Instead, some vaccinated kid ends up catching the disease.
Therefore, the moral of the story is that vaccines don’t work
and measles are good for you.
You can take the time to read the reviews yourself.
Anyway, why it’s easy to write these people off as stupid?
That isn’t always the case.
In some regions, parents with higher levels of education,
eg: college graduates, were actually more likely to refuse vaccinations.
So, why then do people fear vaccines?
Basically it boils down to be biased.
Maybe they’ve had a bad experience in the past,
or perhaps they’re just the type to believe in conspiracy theories.
Either way, from then on, they only really take in confirming evidence.
In fact, there’s probably no chance you’d be able to convert them.
This is pretty annoying,
given the fact that they’re putting everyone’s health at risk.
So, what can anti-vaxxers possibly be good for?
Well, firstly consider the idea, that their level of bias isn’t too far off from our own.
If we were to honestly evaluate ourselves,
we’d find similar levels of bias in different areas of life.
Only when much better at spotting other people’s biases,
then we are at spotting our own.
For example, when 661 people were asked,
how biased they were in comparison to the regular American?
Only one admitted to be more biased than average.
Now it might be a stretch to see that our level of bias
is equal to anti-vaxxers, but it does get close.
Let’s take a moment to focus on our own personal beliefs.
For instance, gay rights.
Up until the early 90s,
homosexuality was classified as a mental illness
by the World Health Organization.
Nowadays the majority of people will agree
that being gay isn’t a disease of the mind.
But what if I now showed you five studies
which all concluded that
homosexuality is actually linked to mental illness?
How would you respond?
Well, one study did exactly this.
Researchers gave participants studies

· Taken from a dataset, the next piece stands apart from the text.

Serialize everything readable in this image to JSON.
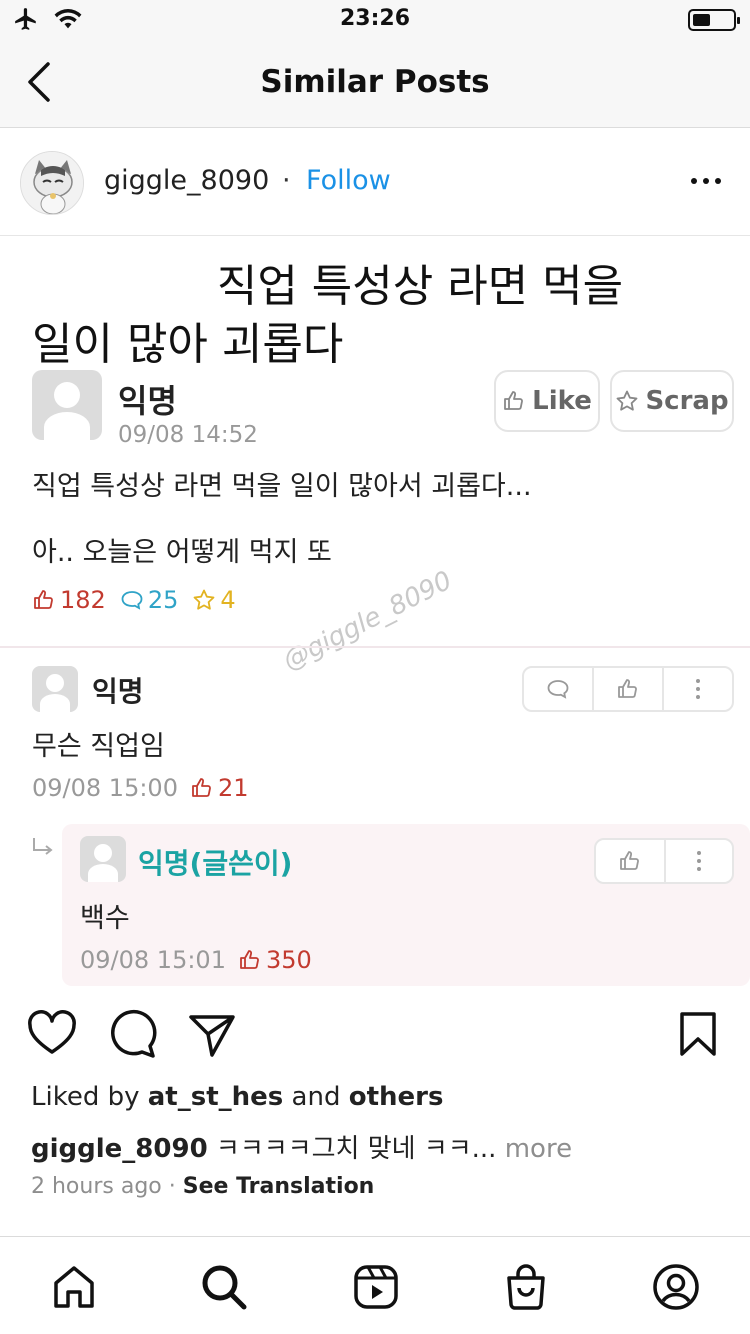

which either confirmed or
disconfirmed their views on homosexuality.
When faced with disconfirming evidence,
not surprisingly, participants didn’t change their opinion.

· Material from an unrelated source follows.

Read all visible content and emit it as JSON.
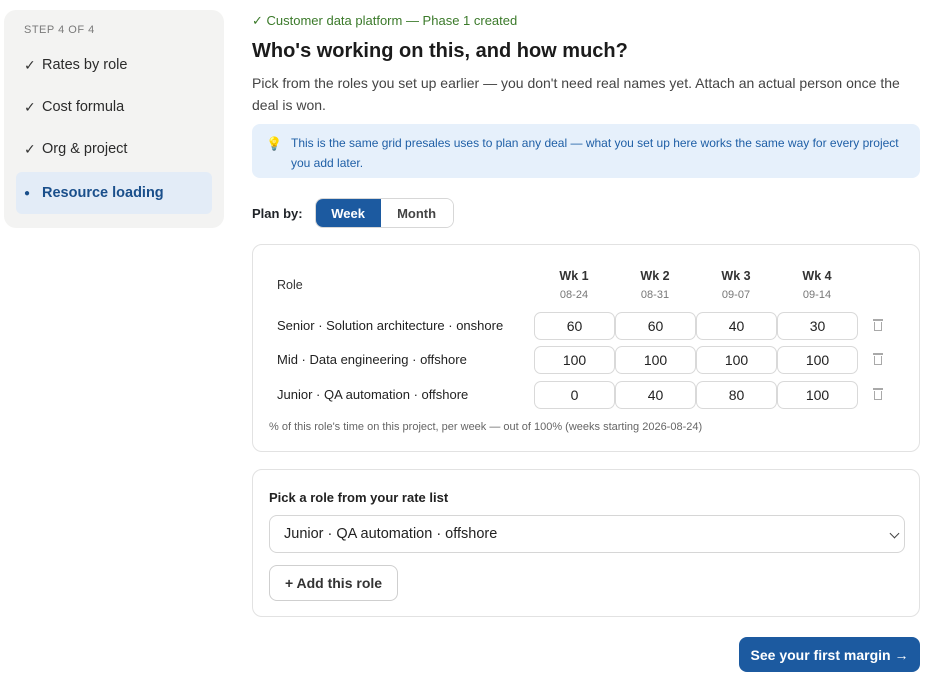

Instead, they just concluded that
science can’t be used in this particular case.
Perhaps the studies are biased,
or maybe mental illnesses aren’t something you can measure.
This is fair enough.
However, the study then asked those people
whether science can answer more general questions,
eg: whether spanking a child is effective
or whether a psychic sixth sense exists.
Those who previously had been challenged by science
were now more likely to conclude that
scientific evidence was useless not just in the case of homosexuality,
but for all these general cases too.
Now, while the effect isn’t nearly as strong,
this denial of science sounds similar to the case of anti-vaxxers, right?
And here’s a more extreme example.
Participants were shown the exact same news clip
about a Israel versus Palestine conflict and
asked whether it was biased.
Those who were pro-Israel said
the media was being too harsh on Israel.
They claimed that for every one good mention of Israel,
there was 3.5 bad mentions.
Yet the pro-Palestinians saw the complete opposite.
They said the media was being too lenient towards Israel,
claiming that each bad mention of Israel was
actually balanced out by 1.5 good mentions.
This massive distortion of evidence once again parallels the case with anti-vaxxers,
both sides are exposed to the same information,
and both come out of it with wildly opposing views.
Now, imagine getting into examples involving politics.
These personal beliefs would only hold stronger biases,
such that regardless of whether you’re left or right wing,
it’s going to be hard to stay impartial during arguments,
so ultimately as much as we’d like to think we’re rational,
we all suffer from the same biases as anti-vaxxers.
This isn’t to say we’re just as biased as them.
然而 如果说反疫苗者有什么好处的话 那只有一件
However, if there’s only one thing anti-vaxxers are good for,
it’s to remind us what could happen
if we don’t pause to reflect on our own biases.